again, I would focus on more symbiotic relationships where my product  can help them close their deals and their product can help me close mine and try to avoid paying 'commissions' to these partners at all.  If you still want to pay a finder's fee or commission it should be based on some fraction of the commission you would pay your own sales team - you are paying for a lead not a deal. Especially if you are talking about "PR" and "marketing" partners who are way up stream in the sales process - there is a much more tenuous relationship between their activities and your closed deal. 

@ John, what is "sales enablement consulting"?    

Derek Bereit Startup founder || python neophyte, NY attorney, veteran || general counsel Nimbo || co-founder Symptomly | Techstars

February 27th, 2015

Think of your referral partners as an extension of your sales force -- fees should be in the range of the commission you would pay a sales person (based on margins, sales complexity, and other factors that determine your commission structure).

Mauricio Hernández Entrepreneur and Angel Investor

February 27th, 2015

I mention this because it is a similar situation to what you describe. Just to give you an idea: A few years my company partnered up with Google to sell Apps Enterprise and our fee was in the 10% range for each license sold plus  direct billing to  the customer  for implementation and roll out.

Hope it helps!

Rob G

February 27th, 2015

@ Mauricio, it sounds like your 10% was for actually selling and closing the deal and billing (and collection).   That's very different than paying for a lead from a marketing or PR firm (very early in the process). If we assume the process from uncovering the lead to qualifying the lead to moving the customer through the sales cycle (proposals, demos?, meetings, presentations?, entertainment, etc.) to closing the deal and billing the customer and collecting the money then the raw lead alone is worth just a fraction of that 10% (in your example) - i realize your example may not include all these steps.  Let's say the raw lead is worth 25% of the the whole process. If John were to pay his own sales people 10% commission then for a partner he's at 2%. If a typical deal for John is $100k we are talking about $2k for a lead that JOHN turns into a sale. reasonable.  If a typical deal is $10k we are at $200 - buy em a nice dinner. 

Neil Warlicht Connector and Entrepreneur

February 28th, 2015

I think this widely varies across verticals/industries. I'm running a recruitment business and in our field these referral agreements are rampant. My personal take has always been: I don't partake in any of them. They tend to get messy and I certainly don't want someone else as an extension of my business now doing BD/Sales on my behalf with the hope of landing a referral fee. 

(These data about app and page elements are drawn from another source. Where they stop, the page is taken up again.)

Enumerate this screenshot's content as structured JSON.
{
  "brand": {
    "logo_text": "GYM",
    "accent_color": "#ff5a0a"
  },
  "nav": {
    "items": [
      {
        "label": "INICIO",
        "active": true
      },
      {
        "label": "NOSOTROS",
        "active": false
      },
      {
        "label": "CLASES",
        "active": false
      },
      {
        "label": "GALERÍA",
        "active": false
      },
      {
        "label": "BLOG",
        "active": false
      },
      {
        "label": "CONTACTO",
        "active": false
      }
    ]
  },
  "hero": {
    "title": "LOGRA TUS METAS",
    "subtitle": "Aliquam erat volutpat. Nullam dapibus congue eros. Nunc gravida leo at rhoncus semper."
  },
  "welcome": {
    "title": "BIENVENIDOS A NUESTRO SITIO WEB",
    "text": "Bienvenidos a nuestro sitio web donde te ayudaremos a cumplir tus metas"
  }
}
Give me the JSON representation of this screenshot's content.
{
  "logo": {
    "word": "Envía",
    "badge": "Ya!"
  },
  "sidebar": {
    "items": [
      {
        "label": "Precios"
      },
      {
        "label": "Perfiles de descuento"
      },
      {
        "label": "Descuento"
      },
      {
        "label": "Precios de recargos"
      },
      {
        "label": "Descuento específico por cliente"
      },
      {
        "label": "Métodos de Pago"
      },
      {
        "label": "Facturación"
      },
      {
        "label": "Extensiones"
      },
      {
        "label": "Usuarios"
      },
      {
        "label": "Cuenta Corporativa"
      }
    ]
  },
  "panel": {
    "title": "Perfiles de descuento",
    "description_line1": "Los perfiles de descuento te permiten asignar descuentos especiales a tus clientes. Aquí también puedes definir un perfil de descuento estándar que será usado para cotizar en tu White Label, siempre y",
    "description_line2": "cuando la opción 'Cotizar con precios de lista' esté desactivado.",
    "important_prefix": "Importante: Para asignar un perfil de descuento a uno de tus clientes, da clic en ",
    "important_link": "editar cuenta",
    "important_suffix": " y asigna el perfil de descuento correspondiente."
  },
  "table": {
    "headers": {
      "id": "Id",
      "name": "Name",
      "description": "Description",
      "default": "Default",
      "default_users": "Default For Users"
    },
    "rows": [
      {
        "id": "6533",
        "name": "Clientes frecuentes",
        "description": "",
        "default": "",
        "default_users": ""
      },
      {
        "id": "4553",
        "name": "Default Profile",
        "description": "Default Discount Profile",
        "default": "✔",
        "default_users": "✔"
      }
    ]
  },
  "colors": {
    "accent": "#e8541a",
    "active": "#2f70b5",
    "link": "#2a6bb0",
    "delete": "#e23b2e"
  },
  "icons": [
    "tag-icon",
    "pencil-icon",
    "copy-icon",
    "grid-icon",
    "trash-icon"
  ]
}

The adjacent service providers that you mentioned should also be able to benefit from leads that you can generate from them as well and I think that a gentlemen's agreement works nicely. I am always happy to refer people that I trust new business and hope that those people will reciprocate whenever they have an opportunity. I know that sometimes this is not the case, but overall I think that what goes around comes around. 

Ayang Obur Managing Director at WeAreWizard

March 1st, 2015

There is no right amount for this. But the key here is to ask yourself these questions 

What is the cancellation rate?
What is the lifetime value of your customer?
Can I give a higher commission for a product that generates repeat business?
What low value product can I create that has a guaranteed up sell with a higher value?

What i tend to do with affiliates is to give 90% commission on an entry level product to get a qualified lead but focus my energy and time on converting those lead to the higher paid product. Worse case scenario It growths my prospect database if they don't buy so its a win win.